I’m watching my hospice patient die, in his bed. Above him on the wall hangs his wedding photo; in his hand are sacred images and a rosary wrapped tightly. I bet on his wedding day, he never thought that many years later lung disease would claim his life. Not for one moment did he think he’d be here – dying much earlier than the long life he planned to live – with his wife at his bedside, broken and keeping vigil. My heart is heavy as it observes the beginning and end of their journey together.

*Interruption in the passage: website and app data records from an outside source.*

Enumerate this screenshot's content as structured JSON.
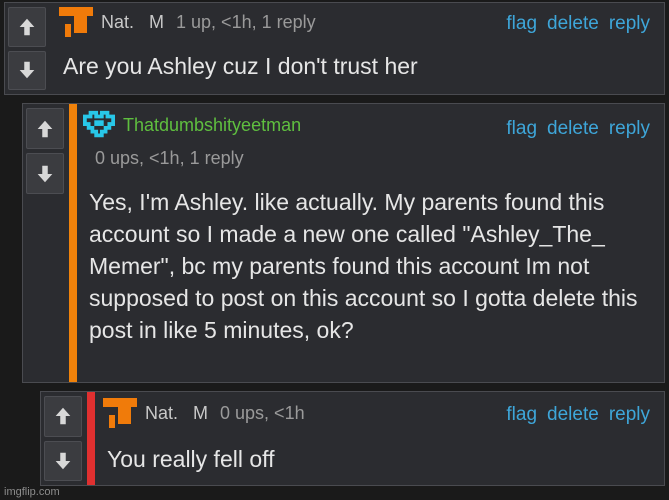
{
  "comments": [
    {
      "username": "Nat.   M",
      "meta": "1 up, <1h, 1 reply",
      "text": "Are you Ashley cuz I don't trust her",
      "actions": {
        "flag": "flag",
        "delete": "delete",
        "reply": "reply"
      }
    },
    {
      "username": "Thatdumbshityeetman",
      "meta": "0 ups, <1h, 1 reply",
      "text": "Yes, I'm Ashley. like actually. My parents found this account so I made a new one called \"Ashley_The_ Memer\", bc my parents found this account Im not supposed to post on this account so I gotta delete this post in like 5 minutes, ok?",
      "actions": {
        "flag": "flag",
        "delete": "delete",
        "reply": "reply"
      }
    },
    {
      "username": "Nat.   M",
      "meta": "0 ups, <1h",
      "text": "You really fell off",
      "actions": {
        "flag": "flag",
        "delete": "delete",
        "reply": "reply"
      }
    }
  ],
  "watermark": "imgflip.com",
  "colors": {
    "stripe_orange": "#f0820a",
    "stripe_red": "#e03030",
    "link": "#3ea6d9",
    "green_user": "#5fbf3f",
    "heart_cyan": "#28c7e8"
  }
}
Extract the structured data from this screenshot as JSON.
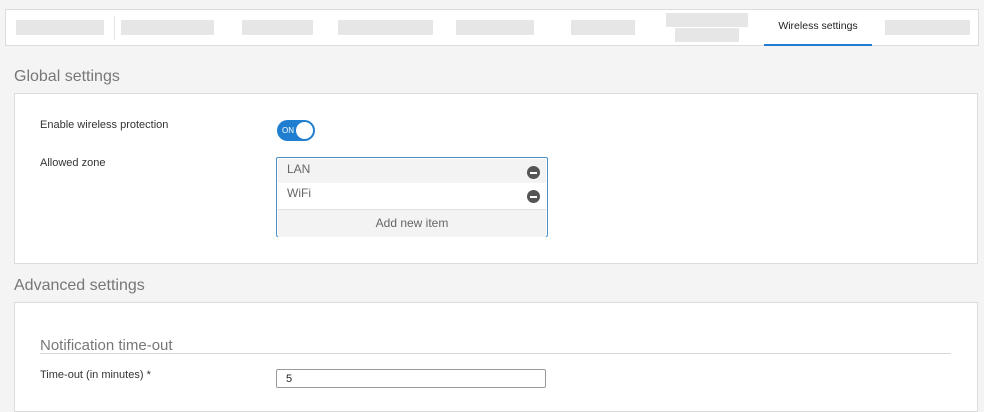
{
  "tabs": {
    "active_label": "Wireless settings"
  },
  "global": {
    "title": "Global settings",
    "enable_label": "Enable wireless protection",
    "toggle_text": "ON",
    "allowed_zone_label": "Allowed zone",
    "zones": [
      "LAN",
      "WiFi"
    ],
    "add_item_label": "Add new item"
  },
  "advanced": {
    "title": "Advanced settings",
    "notification_title": "Notification time-out",
    "timeout_label": "Time-out (in minutes) *",
    "timeout_value": "5"
  },
  "colors": {
    "accent": "#1f7ecf"
  }
}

As the nurse appointed to manage his pain, I am privy to the all-too-intimate moments of life at its end. All that is left in this room is love. I’m wrapped up in it, pulled and compelled by it. It’s in all the details: the many, many family members here, how gently and lovingly they talk to and touch their loved one, the music – the patient’s favorite, of course – and even how family members adjust his clothing and position to make sure he is comfortable. (more…)